Magic Loop Socks

Here I am going to show you how I knit socks using the Magic Loop.

I am using a 60cm 2.25mm circular needle and the pattern is called Dasher from the ‘Christmas Sock Collection One’ by Winwick Mum. You can use the magic loop method with most sock patterns.

If you would like to see learn how to knit socks 2-At-A-Time please click the button below.

To begin you will need to cast on the required number of stitches. In the pattern Winwick Mum tells you that it is written for casting on using straight needles but that you can join into the round straight away if you wish. I am knitting in the round from the beginning.

You might want to watch the next video before you begin. I am going to show you a way to join the knitting which you may find easier. If you already a sock knitter you may possibly have your own favourite way to do this already. Have a look and see what you think.

The following video will show you how to use the magic loop and knit the cuff of the sock, following the pattern.

Once you’ve knitted the cuff it is, of course, time to move on to knitting the rest of the leg of your sock. If you are following the same pattern as I am I have included information on how to read the chart.

This can often seem daunting but, once you understand how it works, it can be simpler than reading written instructions.

Once the leg is done, you can easily create a heel flap.

When you have the heel flap completed it’s time to turn the heel.

Now I’m going to show you how to pick up the stitches at each side of the heel flap. After that you will need to work decreases to form the gusset which then completes the heel part of the sock.

When the foot is the length that you need it to be you can proceed to work the toe section. One of the benefits of using the Magic Loop as opposed to working on a shorter circular needle, is that there is no need to transfer onto dpns for this.

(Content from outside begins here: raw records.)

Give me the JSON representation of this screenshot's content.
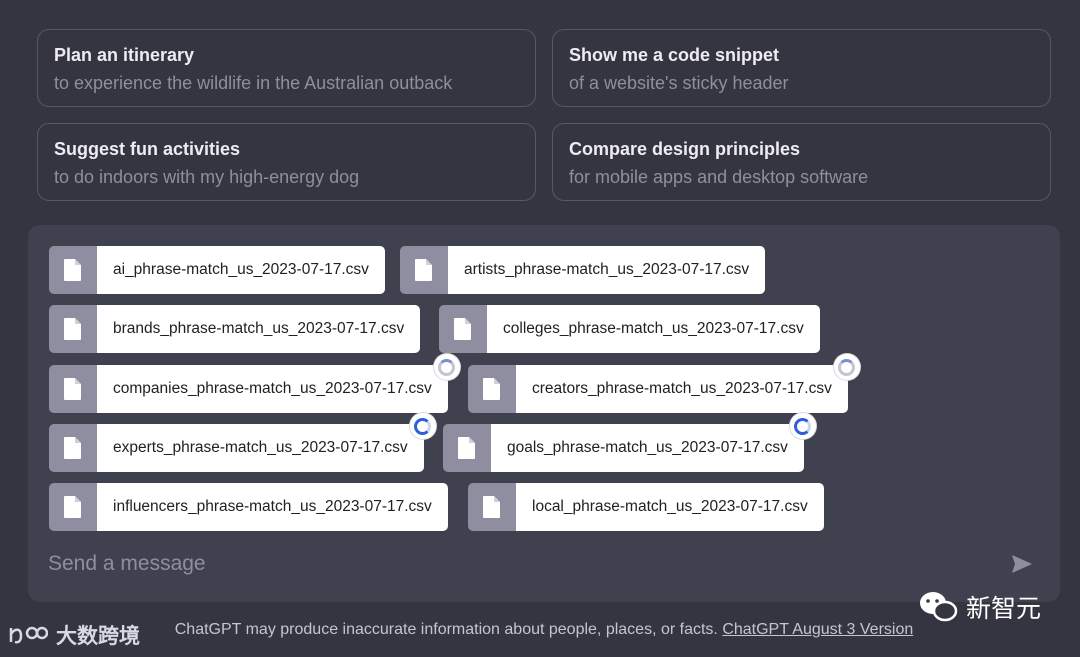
{
  "suggestions": [
    {
      "title": "Plan an itinerary",
      "subtitle": "to experience the wildlife in the Australian outback"
    },
    {
      "title": "Show me a code snippet",
      "subtitle": "of a website's sticky header"
    },
    {
      "title": "Suggest fun activities",
      "subtitle": "to do indoors with my high-energy dog"
    },
    {
      "title": "Compare design principles",
      "subtitle": "for mobile apps and desktop software"
    }
  ],
  "files": [
    {
      "name": "ai_phrase-match_us_2023-07-17.csv",
      "status": "done"
    },
    {
      "name": "artists_phrase-match_us_2023-07-17.csv",
      "status": "done"
    },
    {
      "name": "brands_phrase-match_us_2023-07-17.csv",
      "status": "done"
    },
    {
      "name": "colleges_phrase-match_us_2023-07-17.csv",
      "status": "done"
    },
    {
      "name": "companies_phrase-match_us_2023-07-17.csv",
      "status": "uploading-start"
    },
    {
      "name": "creators_phrase-match_us_2023-07-17.csv",
      "status": "uploading-start"
    },
    {
      "name": "experts_phrase-match_us_2023-07-17.csv",
      "status": "uploading"
    },
    {
      "name": "goals_phrase-match_us_2023-07-17.csv",
      "status": "uploading"
    },
    {
      "name": "influencers_phrase-match_us_2023-07-17.csv",
      "status": "done"
    },
    {
      "name": "local_phrase-match_us_2023-07-17.csv",
      "status": "done"
    }
  ],
  "composer": {
    "placeholder": "Send a message"
  },
  "footer": {
    "text": "ChatGPT may produce inaccurate information about people, places, or facts.",
    "link": "ChatGPT August 3 Version"
  },
  "watermarks": {
    "left": "大数跨境",
    "right": "新智元"
  },
  "colors": {
    "background": "#343541",
    "composer": "#40414f",
    "spinner_accent": "#2b60d6"
  }
}
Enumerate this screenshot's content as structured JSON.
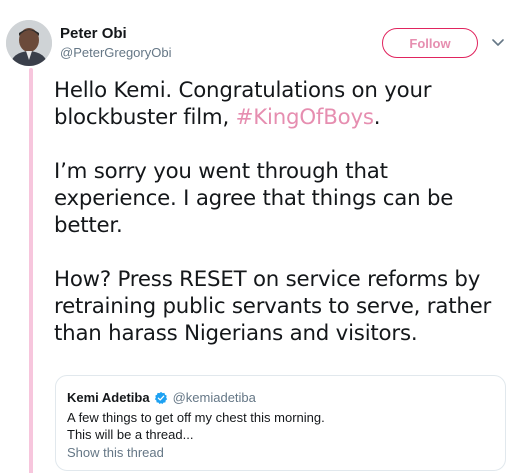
{
  "author": {
    "display_name": "Peter Obi",
    "handle": "@PeterGregoryObi"
  },
  "follow_button": {
    "label": "Follow"
  },
  "icons": {
    "avatar": "profile-photo",
    "more": "chevron-down-icon",
    "verified": "verified-badge-icon"
  },
  "tweet": {
    "para1_prefix": "Hello Kemi. Congratulations on your blockbuster film, ",
    "para1_hashtag": "#KingOfBoys",
    "para1_suffix": ".",
    "para2": "I’m sorry you went through that experience. I agree that things can be better.",
    "para3": "How? Press RESET on service reforms by retraining public servants to serve, rather than harass Nigerians and visitors."
  },
  "quoted_tweet": {
    "display_name": "Kemi Adetiba",
    "handle": "@kemiadetiba",
    "line1": "A few things to get off my chest this morning.",
    "line2": "This will be a thread...",
    "show_thread": "Show this thread"
  },
  "colors": {
    "accent": "#e0245e",
    "hashtag": "#e68eb0",
    "thread_line": "#f7c6dd",
    "verified": "#1da1f2",
    "secondary_text": "#657786"
  }
}
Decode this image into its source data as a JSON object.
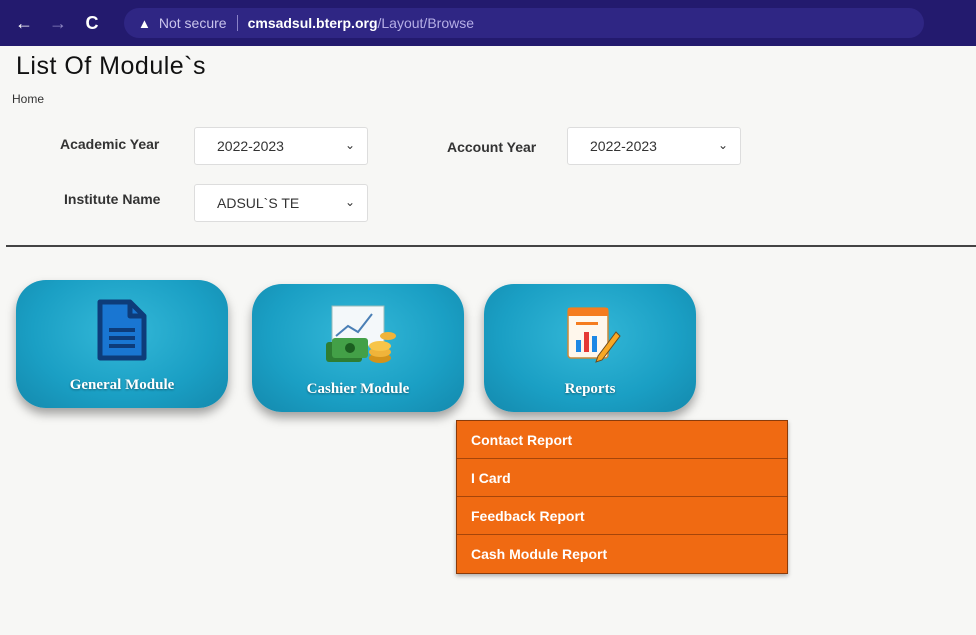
{
  "browser": {
    "back_icon": "arrow-left-icon",
    "forward_icon": "arrow-right-icon",
    "reload_icon": "reload-icon",
    "security_label": "Not secure",
    "url_host": "cmsadsul.bterp.org",
    "url_path": "/Layout/Browse"
  },
  "page": {
    "title": "List Of Module`s",
    "breadcrumb": "Home"
  },
  "filters": {
    "academic_year_label": "Academic Year",
    "academic_year_value": "2022-2023",
    "account_year_label": "Account Year",
    "account_year_value": "2022-2023",
    "institute_label": "Institute Name",
    "institute_value": "ADSUL`S TE"
  },
  "modules": [
    {
      "label": "General Module",
      "icon": "document-icon"
    },
    {
      "label": "Cashier Module",
      "icon": "cash-icon"
    },
    {
      "label": "Reports",
      "icon": "report-icon"
    }
  ],
  "reports_menu": [
    "Contact Report",
    "I Card",
    "Feedback Report",
    "Cash Module Report"
  ],
  "colors": {
    "browser_bar": "#231a6e",
    "tile": "#1a9fc4",
    "menu": "#f06a12"
  }
}
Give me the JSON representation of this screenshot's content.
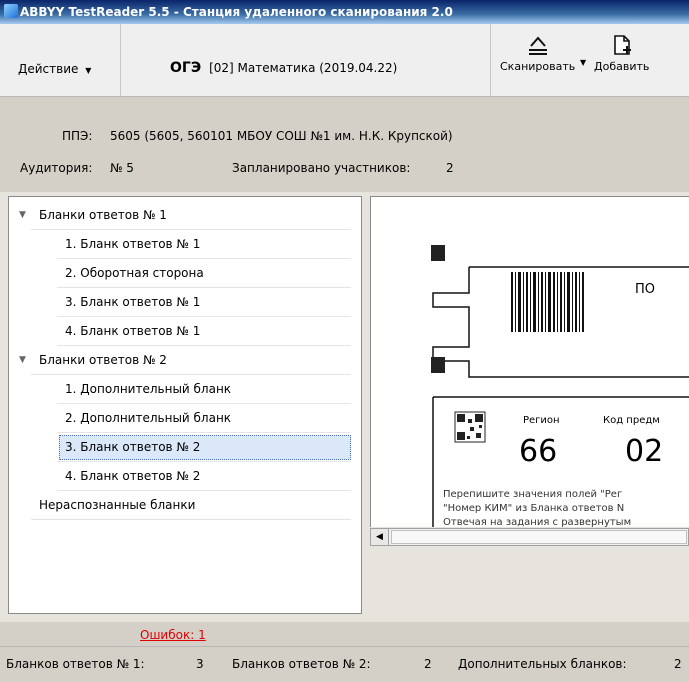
{
  "window": {
    "title": "ABBYY TestReader 5.5 - Станция удаленного сканирования 2.0"
  },
  "toolbar": {
    "action_label": "Действие",
    "exam_code": "ОГЭ",
    "exam_subject": "[02] Математика (2019.04.22)",
    "scan_label": "Сканировать",
    "add_label": "Добавить"
  },
  "info": {
    "ppe_label": "ППЭ:",
    "ppe_value": "5605 (5605, 560101 МБОУ СОШ №1 им. Н.К. Крупской)",
    "room_label": "Аудитория:",
    "room_value": "№ 5",
    "planned_label": "Запланировано участников:",
    "planned_value": "2"
  },
  "tree": {
    "items": [
      {
        "label": "Бланки ответов № 1",
        "kind": "group"
      },
      {
        "label": "1. Бланк ответов № 1",
        "kind": "child"
      },
      {
        "label": "2. Оборотная сторона",
        "kind": "child"
      },
      {
        "label": "3. Бланк ответов № 1",
        "kind": "child"
      },
      {
        "label": "4. Бланк ответов № 1",
        "kind": "child"
      },
      {
        "label": "Бланки ответов № 2",
        "kind": "group"
      },
      {
        "label": "1. Дополнительный бланк",
        "kind": "child"
      },
      {
        "label": "2. Дополнительный бланк",
        "kind": "child"
      },
      {
        "label": "3. Бланк ответов № 2",
        "kind": "child",
        "selected": true
      },
      {
        "label": "4. Бланк ответов № 2",
        "kind": "child"
      },
      {
        "label": "Нераспознанные бланки",
        "kind": "leaf"
      }
    ]
  },
  "preview": {
    "header_text": "ПО",
    "region_label": "Регион",
    "subject_code_label": "Код предм",
    "region_value": "66",
    "subject_code_value": "02",
    "note_line1": "Перепишите значения полей \"Рег",
    "note_line2": "\"Номер КИМ\" из Бланка ответов N",
    "note_line3": "Отвечая на задания с развернутым"
  },
  "errors_link": "Ошибок: 1",
  "status": {
    "answers1_label": "Бланков ответов № 1:",
    "answers1_value": "3",
    "answers2_label": "Бланков ответов № 2:",
    "answers2_value": "2",
    "extra_label": "Дополнительных бланков:",
    "extra_value": "2"
  },
  "colors": {
    "title_bar": "#0a246a",
    "error_link": "#e00000",
    "selection": "#dbe8f9"
  }
}
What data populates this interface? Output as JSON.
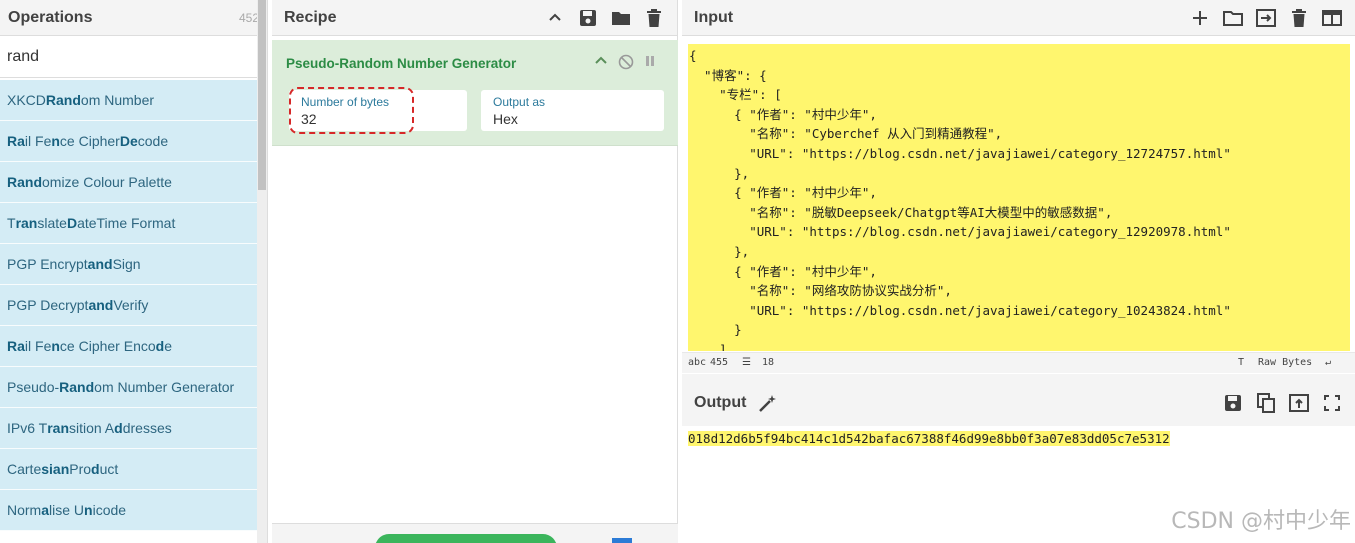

Finishing off is done using Kitchener stitch as in the following video which is from the sock I knitted on dpns but the method is exactly the same.